Source data START

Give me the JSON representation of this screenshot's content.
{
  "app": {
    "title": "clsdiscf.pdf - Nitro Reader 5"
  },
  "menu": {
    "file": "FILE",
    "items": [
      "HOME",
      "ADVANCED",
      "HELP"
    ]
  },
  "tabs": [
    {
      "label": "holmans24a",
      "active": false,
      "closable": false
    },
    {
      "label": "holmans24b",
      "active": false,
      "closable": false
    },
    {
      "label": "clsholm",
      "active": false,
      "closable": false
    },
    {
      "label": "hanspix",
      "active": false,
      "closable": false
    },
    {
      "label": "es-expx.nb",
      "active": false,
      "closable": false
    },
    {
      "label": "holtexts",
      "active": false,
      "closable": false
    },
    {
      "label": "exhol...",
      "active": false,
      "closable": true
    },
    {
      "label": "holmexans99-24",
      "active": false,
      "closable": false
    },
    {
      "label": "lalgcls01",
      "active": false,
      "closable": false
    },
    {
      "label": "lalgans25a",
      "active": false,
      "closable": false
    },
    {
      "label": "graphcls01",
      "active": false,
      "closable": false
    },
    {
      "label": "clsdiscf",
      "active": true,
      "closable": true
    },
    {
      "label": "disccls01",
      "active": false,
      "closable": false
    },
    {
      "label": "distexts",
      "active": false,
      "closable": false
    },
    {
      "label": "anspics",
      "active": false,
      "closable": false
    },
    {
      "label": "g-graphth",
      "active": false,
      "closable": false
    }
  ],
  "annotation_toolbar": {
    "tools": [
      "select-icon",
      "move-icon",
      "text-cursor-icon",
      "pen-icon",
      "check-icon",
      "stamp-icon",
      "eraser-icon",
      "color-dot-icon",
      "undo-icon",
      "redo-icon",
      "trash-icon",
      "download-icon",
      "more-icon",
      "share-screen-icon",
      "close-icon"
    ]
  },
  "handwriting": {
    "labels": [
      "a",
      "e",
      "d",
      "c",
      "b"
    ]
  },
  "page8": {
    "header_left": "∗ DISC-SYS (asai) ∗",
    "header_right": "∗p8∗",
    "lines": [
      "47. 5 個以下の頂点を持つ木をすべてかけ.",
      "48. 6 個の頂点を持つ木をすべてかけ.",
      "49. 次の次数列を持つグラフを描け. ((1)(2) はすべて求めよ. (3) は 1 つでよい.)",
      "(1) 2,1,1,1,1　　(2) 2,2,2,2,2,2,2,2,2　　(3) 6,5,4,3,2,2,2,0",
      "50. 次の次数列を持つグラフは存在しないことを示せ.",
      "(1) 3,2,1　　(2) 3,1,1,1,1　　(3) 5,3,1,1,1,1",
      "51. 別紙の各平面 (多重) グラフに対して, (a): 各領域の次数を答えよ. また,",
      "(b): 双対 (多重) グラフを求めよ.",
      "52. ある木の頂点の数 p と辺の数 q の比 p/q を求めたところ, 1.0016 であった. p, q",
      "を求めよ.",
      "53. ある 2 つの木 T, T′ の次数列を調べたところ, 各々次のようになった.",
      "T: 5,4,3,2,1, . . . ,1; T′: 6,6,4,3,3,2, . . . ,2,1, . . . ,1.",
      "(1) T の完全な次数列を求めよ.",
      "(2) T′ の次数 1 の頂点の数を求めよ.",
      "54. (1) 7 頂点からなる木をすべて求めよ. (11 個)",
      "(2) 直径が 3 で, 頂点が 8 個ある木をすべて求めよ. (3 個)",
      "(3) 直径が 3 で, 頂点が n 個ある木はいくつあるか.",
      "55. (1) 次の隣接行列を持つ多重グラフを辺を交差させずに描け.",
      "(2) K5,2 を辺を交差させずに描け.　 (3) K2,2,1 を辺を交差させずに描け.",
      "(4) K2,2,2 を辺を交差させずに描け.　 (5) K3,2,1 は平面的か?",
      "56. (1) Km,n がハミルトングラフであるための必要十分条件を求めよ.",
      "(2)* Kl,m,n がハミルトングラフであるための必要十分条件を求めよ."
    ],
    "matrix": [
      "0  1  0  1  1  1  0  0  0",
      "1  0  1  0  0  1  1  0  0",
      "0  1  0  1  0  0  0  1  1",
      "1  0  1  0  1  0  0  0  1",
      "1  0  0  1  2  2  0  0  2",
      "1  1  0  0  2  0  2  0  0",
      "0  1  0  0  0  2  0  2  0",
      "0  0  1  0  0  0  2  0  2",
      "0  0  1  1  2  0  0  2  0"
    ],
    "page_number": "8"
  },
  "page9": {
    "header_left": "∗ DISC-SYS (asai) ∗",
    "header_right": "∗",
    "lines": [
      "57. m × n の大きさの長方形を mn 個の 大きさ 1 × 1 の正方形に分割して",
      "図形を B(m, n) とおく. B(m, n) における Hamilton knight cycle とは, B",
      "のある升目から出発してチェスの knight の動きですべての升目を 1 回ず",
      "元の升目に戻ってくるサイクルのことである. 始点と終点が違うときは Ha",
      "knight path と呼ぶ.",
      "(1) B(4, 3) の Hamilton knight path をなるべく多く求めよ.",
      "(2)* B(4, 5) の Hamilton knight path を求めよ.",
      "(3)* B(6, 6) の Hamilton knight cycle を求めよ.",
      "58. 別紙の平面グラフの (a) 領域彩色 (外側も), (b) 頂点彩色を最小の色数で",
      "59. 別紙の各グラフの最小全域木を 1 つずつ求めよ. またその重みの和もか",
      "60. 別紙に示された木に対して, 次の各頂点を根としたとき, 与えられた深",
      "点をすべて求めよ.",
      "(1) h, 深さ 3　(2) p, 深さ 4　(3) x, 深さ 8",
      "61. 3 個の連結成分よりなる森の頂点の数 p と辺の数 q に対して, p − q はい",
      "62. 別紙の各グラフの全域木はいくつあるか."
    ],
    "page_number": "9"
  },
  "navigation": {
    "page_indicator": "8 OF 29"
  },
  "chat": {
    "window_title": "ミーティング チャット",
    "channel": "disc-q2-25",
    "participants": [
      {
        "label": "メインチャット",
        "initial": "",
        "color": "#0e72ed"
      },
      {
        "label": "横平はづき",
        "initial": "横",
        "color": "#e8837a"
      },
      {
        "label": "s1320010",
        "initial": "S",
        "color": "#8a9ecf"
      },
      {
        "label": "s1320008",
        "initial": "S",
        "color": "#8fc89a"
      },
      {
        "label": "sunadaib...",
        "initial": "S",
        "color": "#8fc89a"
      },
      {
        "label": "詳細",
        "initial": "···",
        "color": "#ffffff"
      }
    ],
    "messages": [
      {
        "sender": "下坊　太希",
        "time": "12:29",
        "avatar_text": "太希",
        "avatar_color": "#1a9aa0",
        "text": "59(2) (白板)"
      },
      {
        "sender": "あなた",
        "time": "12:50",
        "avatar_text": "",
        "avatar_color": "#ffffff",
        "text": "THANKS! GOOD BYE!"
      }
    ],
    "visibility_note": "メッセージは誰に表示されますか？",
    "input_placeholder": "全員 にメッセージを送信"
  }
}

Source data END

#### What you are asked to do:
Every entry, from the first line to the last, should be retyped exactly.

#### Reply:
Give me the JSON representation of this screenshot's content.
{
  "app": {
    "title": "clsdiscf.pdf - Nitro Reader 5"
  },
  "menu": {
    "file": "FILE",
    "items": [
      "HOME",
      "ADVANCED",
      "HELP"
    ]
  },
  "tabs": [
    {
      "label": "holmans24a",
      "active": false,
      "closable": false
    },
    {
      "label": "holmans24b",
      "active": false,
      "closable": false
    },
    {
      "label": "clsholm",
      "active": false,
      "closable": false
    },
    {
      "label": "hanspix",
      "active": false,
      "closable": false
    },
    {
      "label": "es-expx.nb",
      "active": false,
      "closable": false
    },
    {
      "label": "holtexts",
      "active": false,
      "closable": false
    },
    {
      "label": "exhol...",
      "active": false,
      "closable": true
    },
    {
      "label": "holmexans99-24",
      "active": false,
      "closable": false
    },
    {
      "label": "lalgcls01",
      "active": false,
      "closable": false
    },
    {
      "label": "lalgans25a",
      "active": false,
      "closable": false
    },
    {
      "label": "graphcls01",
      "active": false,
      "closable": false
    },
    {
      "label": "clsdiscf",
      "active": true,
      "closable": true
    },
    {
      "label": "disccls01",
      "active": false,
      "closable": false
    },
    {
      "label": "distexts",
      "active": false,
      "closable": false
    },
    {
      "label": "anspics",
      "active": false,
      "closable": false
    },
    {
      "label": "g-graphth",
      "active": false,
      "closable": false
    }
  ],
  "annotation_toolbar": {
    "tools": [
      "select-icon",
      "move-icon",
      "text-cursor-icon",
      "pen-icon",
      "check-icon",
      "stamp-icon",
      "eraser-icon",
      "color-dot-icon",
      "undo-icon",
      "redo-icon",
      "trash-icon",
      "download-icon",
      "more-icon",
      "share-screen-icon",
      "close-icon"
    ]
  },
  "handwriting": {
    "labels": [
      "a",
      "e",
      "d",
      "c",
      "b"
    ]
  },
  "page8": {
    "header_left": "∗ DISC-SYS (asai) ∗",
    "header_right": "∗p8∗",
    "lines": [
      "47. 5 個以下の頂点を持つ木をすべてかけ.",
      "48. 6 個の頂点を持つ木をすべてかけ.",
      "49. 次の次数列を持つグラフを描け. ((1)(2) はすべて求めよ. (3) は 1 つでよい.)",
      "(1) 2,1,1,1,1　　(2) 2,2,2,2,2,2,2,2,2　　(3) 6,5,4,3,2,2,2,0",
      "50. 次の次数列を持つグラフは存在しないことを示せ.",
      "(1) 3,2,1　　(2) 3,1,1,1,1　　(3) 5,3,1,1,1,1",
      "51. 別紙の各平面 (多重) グラフに対して, (a): 各領域の次数を答えよ. また,",
      "(b): 双対 (多重) グラフを求めよ.",
      "52. ある木の頂点の数 p と辺の数 q の比 p/q を求めたところ, 1.0016 であった. p, q",
      "を求めよ.",
      "53. ある 2 つの木 T, T′ の次数列を調べたところ, 各々次のようになった.",
      "T: 5,4,3,2,1, . . . ,1; T′: 6,6,4,3,3,2, . . . ,2,1, . . . ,1.",
      "(1) T の完全な次数列を求めよ.",
      "(2) T′ の次数 1 の頂点の数を求めよ.",
      "54. (1) 7 頂点からなる木をすべて求めよ. (11 個)",
      "(2) 直径が 3 で, 頂点が 8 個ある木をすべて求めよ. (3 個)",
      "(3) 直径が 3 で, 頂点が n 個ある木はいくつあるか.",
      "55. (1) 次の隣接行列を持つ多重グラフを辺を交差させずに描け.",
      "(2) K5,2 を辺を交差させずに描け.　 (3) K2,2,1 を辺を交差させずに描け.",
      "(4) K2,2,2 を辺を交差させずに描け.　 (5) K3,2,1 は平面的か?",
      "56. (1) Km,n がハミルトングラフであるための必要十分条件を求めよ.",
      "(2)* Kl,m,n がハミルトングラフであるための必要十分条件を求めよ."
    ],
    "matrix": [
      "0  1  0  1  1  1  0  0  0",
      "1  0  1  0  0  1  1  0  0",
      "0  1  0  1  0  0  0  1  1",
      "1  0  1  0  1  0  0  0  1",
      "1  0  0  1  2  2  0  0  2",
      "1  1  0  0  2  0  2  0  0",
      "0  1  0  0  0  2  0  2  0",
      "0  0  1  0  0  0  2  0  2",
      "0  0  1  1  2  0  0  2  0"
    ],
    "page_number": "8"
  },
  "page9": {
    "header_left": "∗ DISC-SYS (asai) ∗",
    "header_right": "∗",
    "lines": [
      "57. m × n の大きさの長方形を mn 個の 大きさ 1 × 1 の正方形に分割して",
      "図形を B(m, n) とおく. B(m, n) における Hamilton knight cycle とは, B",
      "のある升目から出発してチェスの knight の動きですべての升目を 1 回ず",
      "元の升目に戻ってくるサイクルのことである. 始点と終点が違うときは Ha",
      "knight path と呼ぶ.",
      "(1) B(4, 3) の Hamilton knight path をなるべく多く求めよ.",
      "(2)* B(4, 5) の Hamilton knight path を求めよ.",
      "(3)* B(6, 6) の Hamilton knight cycle を求めよ.",
      "58. 別紙の平面グラフの (a) 領域彩色 (外側も), (b) 頂点彩色を最小の色数で",
      "59. 別紙の各グラフの最小全域木を 1 つずつ求めよ. またその重みの和もか",
      "60. 別紙に示された木に対して, 次の各頂点を根としたとき, 与えられた深",
      "点をすべて求めよ.",
      "(1) h, 深さ 3　(2) p, 深さ 4　(3) x, 深さ 8",
      "61. 3 個の連結成分よりなる森の頂点の数 p と辺の数 q に対して, p − q はい",
      "62. 別紙の各グラフの全域木はいくつあるか."
    ],
    "page_number": "9"
  },
  "navigation": {
    "page_indicator": "8 OF 29"
  },
  "chat": {
    "window_title": "ミーティング チャット",
    "channel": "disc-q2-25",
    "participants": [
      {
        "label": "メインチャット",
        "initial": "",
        "color": "#0e72ed"
      },
      {
        "label": "横平はづき",
        "initial": "横",
        "color": "#e8837a"
      },
      {
        "label": "s1320010",
        "initial": "S",
        "color": "#8a9ecf"
      },
      {
        "label": "s1320008",
        "initial": "S",
        "color": "#8fc89a"
      },
      {
        "label": "sunadaib...",
        "initial": "S",
        "color": "#8fc89a"
      },
      {
        "label": "詳細",
        "initial": "···",
        "color": "#ffffff"
      }
    ],
    "messages": [
      {
        "sender": "下坊　太希",
        "time": "12:29",
        "avatar_text": "太希",
        "avatar_color": "#1a9aa0",
        "text": "59(2) (白板)"
      },
      {
        "sender": "あなた",
        "time": "12:50",
        "avatar_text": "",
        "avatar_color": "#ffffff",
        "text": "THANKS! GOOD BYE!"
      }
    ],
    "visibility_note": "メッセージは誰に表示されますか？",
    "input_placeholder": "全員 にメッセージを送信"
  }
}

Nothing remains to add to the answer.